**To do:**
Which lines in the data contain the word "screenshot"? Please copy each of them.

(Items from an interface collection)
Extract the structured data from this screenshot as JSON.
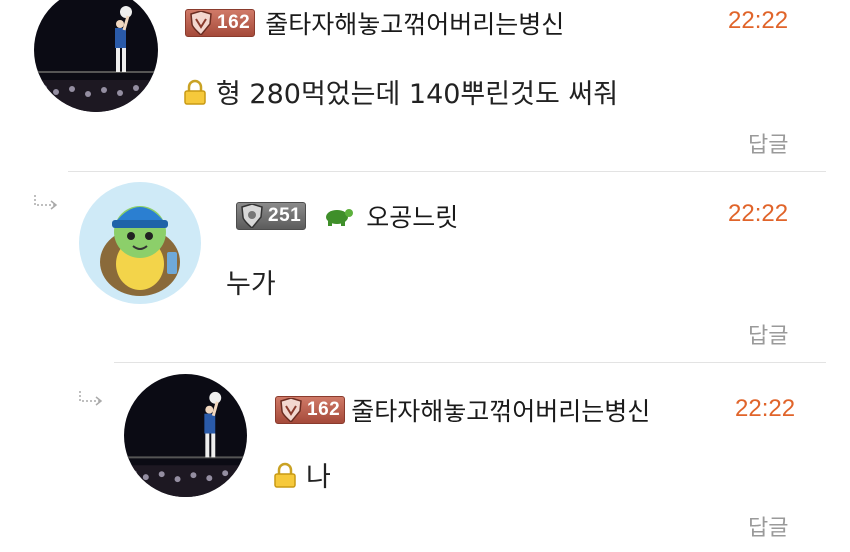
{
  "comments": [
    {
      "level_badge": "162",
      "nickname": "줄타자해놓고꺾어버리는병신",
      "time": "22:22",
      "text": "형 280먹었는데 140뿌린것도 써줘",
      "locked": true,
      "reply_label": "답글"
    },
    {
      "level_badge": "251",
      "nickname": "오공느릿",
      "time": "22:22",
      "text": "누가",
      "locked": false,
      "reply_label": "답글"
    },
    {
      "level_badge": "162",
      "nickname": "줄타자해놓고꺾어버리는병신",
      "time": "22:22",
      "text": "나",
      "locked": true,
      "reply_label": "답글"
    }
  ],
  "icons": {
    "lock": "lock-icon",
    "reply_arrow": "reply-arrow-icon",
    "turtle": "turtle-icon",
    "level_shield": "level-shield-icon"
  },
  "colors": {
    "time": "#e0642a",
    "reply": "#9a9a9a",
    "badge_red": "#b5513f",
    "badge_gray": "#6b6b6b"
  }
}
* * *
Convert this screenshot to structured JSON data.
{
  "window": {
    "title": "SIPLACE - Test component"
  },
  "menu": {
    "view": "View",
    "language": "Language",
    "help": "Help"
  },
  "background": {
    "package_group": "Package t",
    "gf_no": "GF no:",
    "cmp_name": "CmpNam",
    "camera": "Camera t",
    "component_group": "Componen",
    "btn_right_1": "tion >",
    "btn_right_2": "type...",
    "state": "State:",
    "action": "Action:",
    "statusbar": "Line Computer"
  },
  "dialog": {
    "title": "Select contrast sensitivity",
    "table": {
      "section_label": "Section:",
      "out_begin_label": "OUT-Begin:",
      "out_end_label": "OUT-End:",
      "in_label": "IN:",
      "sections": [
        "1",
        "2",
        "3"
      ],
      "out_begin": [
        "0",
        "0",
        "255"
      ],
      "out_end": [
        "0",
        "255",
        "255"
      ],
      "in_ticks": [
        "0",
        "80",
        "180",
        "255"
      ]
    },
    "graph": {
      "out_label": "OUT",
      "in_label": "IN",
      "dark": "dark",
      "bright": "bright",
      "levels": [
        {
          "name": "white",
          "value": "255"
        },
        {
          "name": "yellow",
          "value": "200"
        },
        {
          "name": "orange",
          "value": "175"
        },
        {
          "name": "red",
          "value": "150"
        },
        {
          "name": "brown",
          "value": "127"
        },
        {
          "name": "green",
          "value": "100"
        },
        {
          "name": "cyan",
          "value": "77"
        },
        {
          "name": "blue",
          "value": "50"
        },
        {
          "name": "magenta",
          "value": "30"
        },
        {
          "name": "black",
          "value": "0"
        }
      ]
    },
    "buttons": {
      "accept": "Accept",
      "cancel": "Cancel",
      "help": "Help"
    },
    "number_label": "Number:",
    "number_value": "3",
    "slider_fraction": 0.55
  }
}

**Solution to the problem:**
Extract the structured data from this screenshot as JSON.
Convert this screenshot to structured JSON data.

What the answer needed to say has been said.